Quentin Tarantino, when asked what film school he went to, famously said, “I didn’t go to film school, I went to films.” Many of the most successful entrepreneurs took a similar approach, forgoing business school and going straight to business. I did it myself.
In many cases, going direct to business means you can expect to fail–possibly many times–before you ultimately succeed. But it also means that you’re not simply absorbing business in theory, making decisions with imaginary dollars and imaginary employees. Under the right circumstances, you can learn more from a business failure than you can from a business degree.

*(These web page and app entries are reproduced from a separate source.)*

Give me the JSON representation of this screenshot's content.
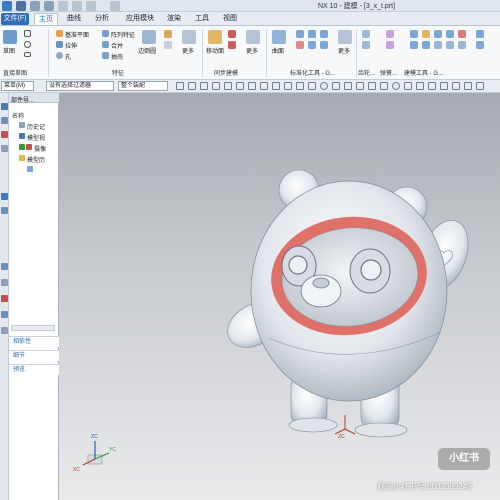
{
  "title_bar": {
    "title": "NX 10 - 建模 - [3_x_t.prt]"
  },
  "menu": {
    "file": "文件(F)",
    "tabs": [
      "主页",
      "曲线",
      "分析",
      "应用模块",
      "渲染",
      "工具",
      "视图"
    ],
    "active_tab": "主页"
  },
  "ribbon": {
    "sketch_label": "草图",
    "items": [
      "基准平面",
      "拉伸",
      "孔",
      "阵列特征",
      "合并",
      "抽壳",
      "边倒圆",
      "更多",
      "移动面",
      "更多",
      "曲面",
      "更多"
    ],
    "groups": [
      "直接草图",
      "特征",
      "同步建模",
      "标准化工具 - G...",
      "齿轮...",
      "弹簧...",
      "建模工具 - G..."
    ]
  },
  "selection_bar": {
    "menu_label": "菜单(M)",
    "filter_value": "没有选择过滤器",
    "scope_value": "整个装配"
  },
  "part_navigator": {
    "title": "部件导...",
    "column_header": "名称",
    "nodes": [
      "历史记",
      "模型视",
      "摄像",
      "模型历"
    ],
    "sections": [
      "相依性",
      "细节",
      "预览"
    ]
  },
  "viewport": {
    "badge_text": "小红书",
    "watermark": "我的小红书号:8032389249",
    "triad_labels": [
      "ZC",
      "YC",
      "XC"
    ],
    "model_csys_label": "ZC"
  },
  "colors": {
    "accent": "#2f6db5",
    "model_ring": "#e0706a",
    "model_body": "#f2f5f7"
  }
}
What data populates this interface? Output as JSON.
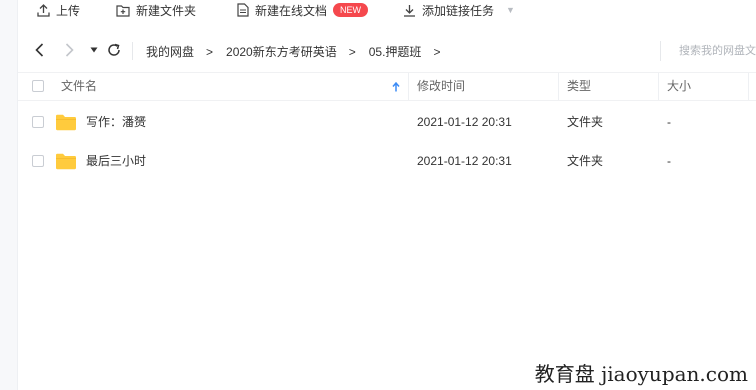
{
  "toolbar": {
    "upload_label": "上传",
    "new_folder_label": "新建文件夹",
    "new_doc_label": "新建在线文档",
    "new_badge": "NEW",
    "add_link_task_label": "添加链接任务"
  },
  "breadcrumb": {
    "items": [
      "我的网盘",
      "2020新东方考研英语",
      "05.押题班"
    ],
    "separator": ">"
  },
  "search": {
    "placeholder": "搜索我的网盘文件"
  },
  "table": {
    "headers": {
      "name": "文件名",
      "modified": "修改时间",
      "type": "类型",
      "size": "大小"
    },
    "rows": [
      {
        "name": "写作：潘赟",
        "modified": "2021-01-12 20:31",
        "type": "文件夹",
        "size": "-"
      },
      {
        "name": "最后三小时",
        "modified": "2021-01-12 20:31",
        "type": "文件夹",
        "size": "-"
      }
    ]
  },
  "watermark": {
    "text": "教育盘 jiaoyupan.com"
  },
  "colors": {
    "accent": "#3b8bf5",
    "folder": "#ffcb3d",
    "badge": "#f5484d"
  }
}
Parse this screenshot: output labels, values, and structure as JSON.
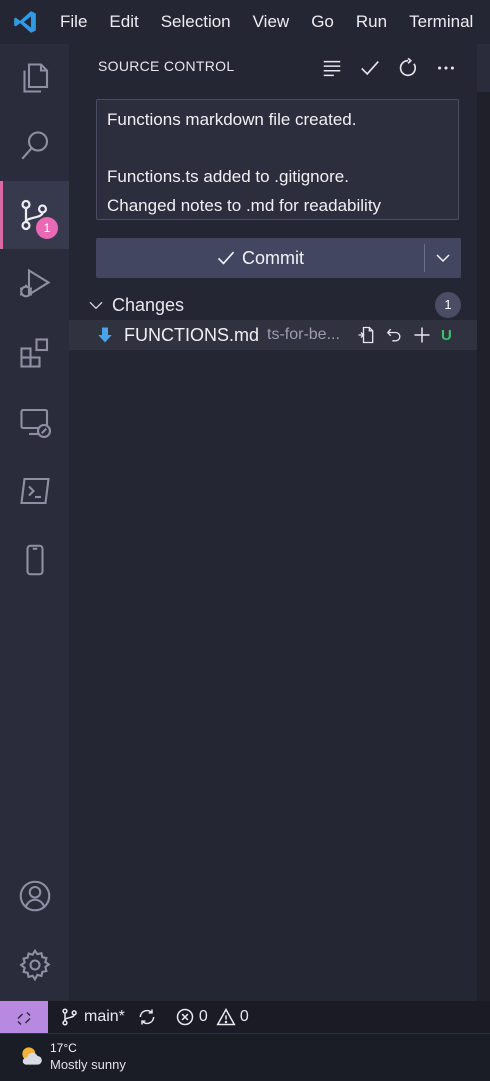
{
  "menu": {
    "items": [
      "File",
      "Edit",
      "Selection",
      "View",
      "Go",
      "Run",
      "Terminal"
    ]
  },
  "activity": {
    "icons": [
      "explorer-icon",
      "search-icon",
      "source-control-icon",
      "run-debug-icon",
      "extensions-icon",
      "remote-explorer-icon",
      "terminal-icon",
      "device-icon",
      "account-icon",
      "settings-gear-icon"
    ],
    "source_control_badge": "1",
    "accent_color": "#e86ab5"
  },
  "source_control": {
    "title": "SOURCE CONTROL",
    "commit_message_lines": [
      "Functions markdown file created.",
      "",
      "Functions.ts added to .gitignore.",
      "Changed notes to .md for readability"
    ],
    "commit_button_label": "Commit",
    "changes_label": "Changes",
    "changes_count": "1",
    "file": {
      "name": "FUNCTIONS.md",
      "path": "ts-for-be...",
      "status": "U",
      "status_color": "#39c16b"
    }
  },
  "statusbar": {
    "branch": "main*",
    "errors": "0",
    "warnings": "0",
    "remote_color": "#b889e0"
  },
  "taskbar": {
    "temperature": "17°C",
    "weather": "Mostly sunny"
  }
}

Of course, the goal is success, and to get there you have to find the major risk points in your business and do everything you can to chip them away. The first lesson–the lesson to keep in mind every day–is to pay attention. You will be bombarded with advice, not just from friends, but from successful business people who have already started companies and sold them for hundreds of millions of dollars. And much of this advice will be contradictory–the entrepreneur who made his money selling enterprise software in Manhattan will tell you to focus on revenue; the west coaster who had a social media smash will tell you to go after users.
So find yourself a mentor you trust, with a strategy that interests you, and go after that strategy with complete concentration. You cannot be all things to all men–you can’t expect to be a big hit as a consumer app and an enterprise software suite. If you’re not sure which way to go, the market won’t like you–and neither will investors.
If an investor passes on your company, you should have learned something from the experience. Most investors are happy to give you advice. So long as you don’t try to change their minds once they’ve made their decision, they’ll give you pointers on why they passed. If they tell you they don’t see the need or understand the problem you’re solving, you may have bad alignment between your vision and what the market actually wants. But much more common investor feedback (especially on the east coast), is while they like the product and understand the problem, they don’t see how you make money.
Either way, you should step back and take a look at your business plan. Many entrepreneurs are inclined to think of a cool idea, imagine how it works in their heads, figure out how to build it, and then decide who their customers are and how much they can charge for it. It’s easy to get sucked into this trap especially if you love invention and innovation (you wouldn’t be an entrepreneur if you didn’t). The correct approach was explained to me by one of my mentors: “Talk to a firm in a large industry, ask them what they do every day that takes longer than it should, and find a way to make that thing simpler.”
That’s a new business in a nutshell: market, problem, product. In that order.